Purpose: A meta-analysis was conducted to evaluate how effective the Gaps-in-Noise (GIN) test is in separating populations who are and who are not at risk of having neurological damage related to the central auditory nervous system (CANS). This was investigated by asking three specific questions: (1) Does ear and side of lesion have an effect over the individual’s performance? (2) How large is the difference in performance between control and neurological groups? (3) What are the diagnostic indices related to the GIN test? Data Collection and Analysis: A literature review was performed between April 2016 and April 2017. The eligibility criteria for inclusion were as follows: (1) studies that used the GIN test as an outcome measure, (2) studies that included adult participants who either had confirmed lesions or were at risk of having lesions to the CANS or related regions, and (3) studies that had a neurologically normal control group. From relevant studies that met eligibility criteria, information regarding study design, participants, lesion details and origins, use of additional assessments, GIN performance scores for both control (CTRL) and neurological (NRLG) groups, GIN cutoff scores and proportion of individuals with normal and abnormal performances were all included. Results: Nine studies were included, totaling 221 participants in NRLG (stroke 5 90, epilepsy 5 67, and blast exposure [BLST] 5 64) and 262 in CTRL (Stroke 5 106, Epilepsy 5 98, and BLST 5 58). No significant ear effects related to side of lesion were observed for the GIN test in neurological patients nor were there significant ear differences for normal individuals with symmetrically normal hearing. The GIN demonstrated consistency among different neurological populations, presented good sensitivity and specificity rates, and was overall accurate in discriminating between participants with neuroauditory lesions from neurologically normal individuals. Conclusions: The GIN is thus a clinically effective measure that provides insight into the CANS integrity and may aid in clinical diagnosis by distinguishing between populations who are and who are not at risk of having neurological damage affecting the CANS.

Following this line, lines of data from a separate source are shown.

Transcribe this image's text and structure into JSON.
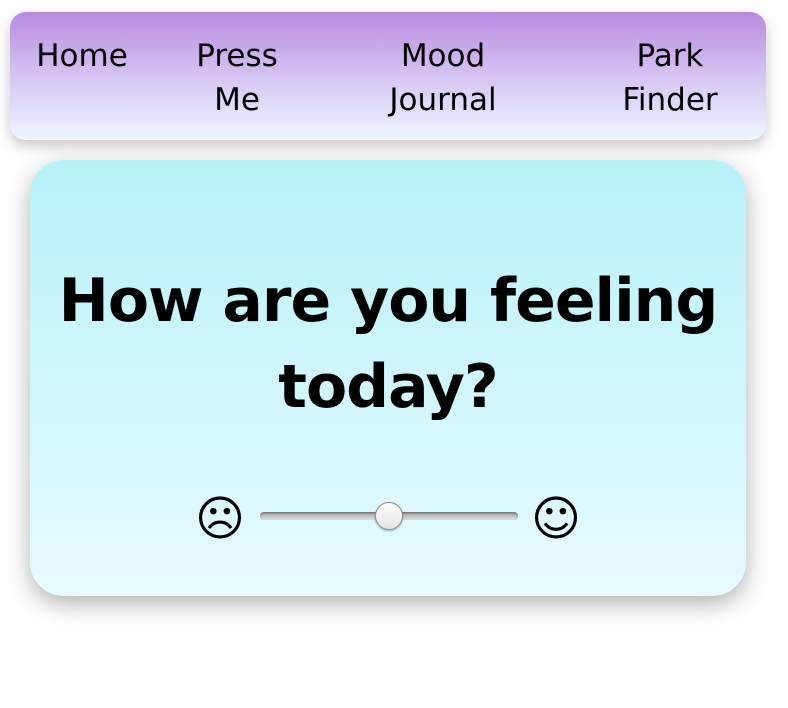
{
  "nav": {
    "items": [
      {
        "label": "Home"
      },
      {
        "label": "Press\nMe"
      },
      {
        "label": "Mood\nJournal"
      },
      {
        "label": "Park\nFinder"
      }
    ]
  },
  "mood": {
    "question": "How are you feeling today?",
    "sad_face": "☹",
    "happy_face": "☺",
    "slider_value": 0.5,
    "slider_min_icon": "sad-face-icon",
    "slider_max_icon": "happy-face-icon"
  },
  "colors": {
    "nav_gradient_top": "#b98ae0",
    "nav_gradient_bottom": "#eef6ff",
    "card_gradient_top": "#b7f2f9",
    "card_gradient_bottom": "#e6fbff"
  }
}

- Auditory perceptual disorders
- Nervous system diseases
ASJC Scopus subject areas
- Speech and Hearing